Everyone should have an interest in beekeeping since our very lives depend on it. ~ Rudolf Steiner
Bees are essential to our food supply, pollinating 40 – 70% of our diet including apples, peaches, strawberries, nuts, avocados, broccoli as well as many important medicinal plants. In a series of lectures given in 1923 Rudolf Steiner predicted the dire state of today’s honeybee. He stated that within 50 to 80 years we would see the consequences of practices such as breeding queen bees artificially and mechanizing the naturally organic forces of the beehive.
Last summer Time magazine published an article to highlight The Plight of the Honeybee
and Wholefoods in Garden City, RI removed all of its pollination dependent produce illustrating This is what your supermarket looks like without bees. Since then the USDA Agricultural Research Service which has been monitoring Colony Collapse Disorder since 2006, is reporting that “Despite a number of claims in the general and scientific media, a cause or causes of CCD have not been identified by researchers.”
Gunther Hauk has long been a beekeeper and advocate. In his book Toward Saving the Honeybee he finds that over the last 150 years beekeeping has fallen prey to the same misguided approaches as conventional agriculture. Featured in the internationally acclaimed documentary, Queen of the Sun Hauk examines how respect for the wisdom inherent in the natural laws of life, such as diversity and limits of growth have given way to the laws of industry that demand millions of acres of mono-cultures to meet the needs of large, powerful corporations.
In his article, The Honeybee Crisis: A Curse or a Blessing? Hauk recoginzes the current bee crisis as a call to action. He began the nonprofit Spikenard Farm as a honeybee sanctuary in 2006 and he is committed to ensuring that the knowledge and practice of sustainable, biodynamic beekeeping continues to grow.
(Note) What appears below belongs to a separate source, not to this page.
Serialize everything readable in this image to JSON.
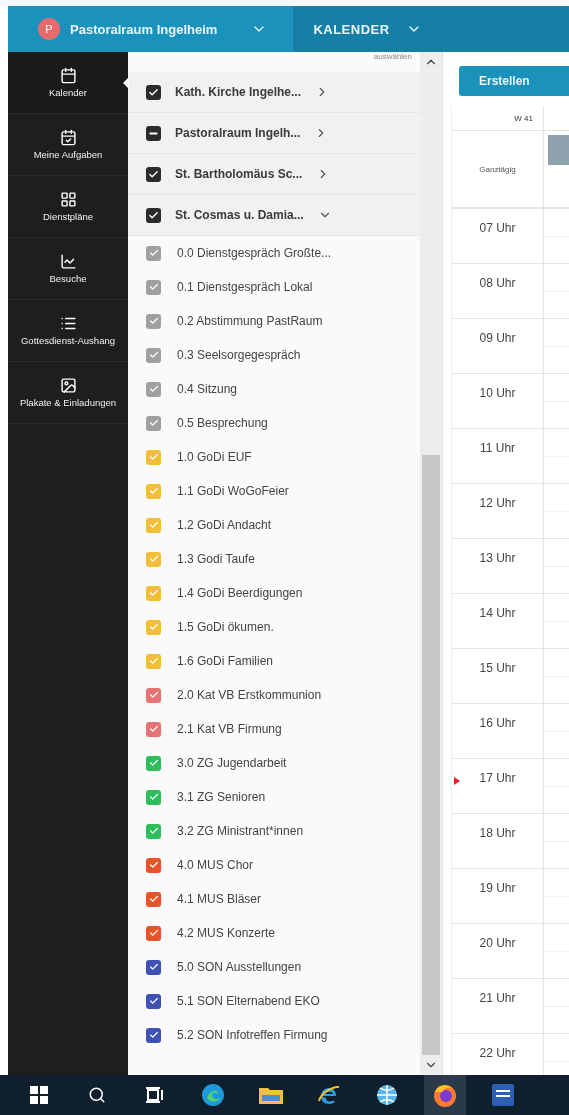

In his lectures Steiner spoke of the unconscious wisdom contained in the beehive and how this relates to the human experiences of health, civilization, and the cosmos. (His collected lectures are available in the volume Bees from SteinerBooks with an introduction written by Hauk.) The riddles of how bees democratically achieve consensus or understand the highly complicated dances that guide them to nectar and pollen supply are just part of what Goethe called nature’s open mystery.
Join us at Meadowbrook to learn more about conscious, sustainable beekeeping with Gunther Hauk in October on Friday 3rd & Saturday 4th. For more information and to reserve your place contact AdultEd@meadowbrookschool.com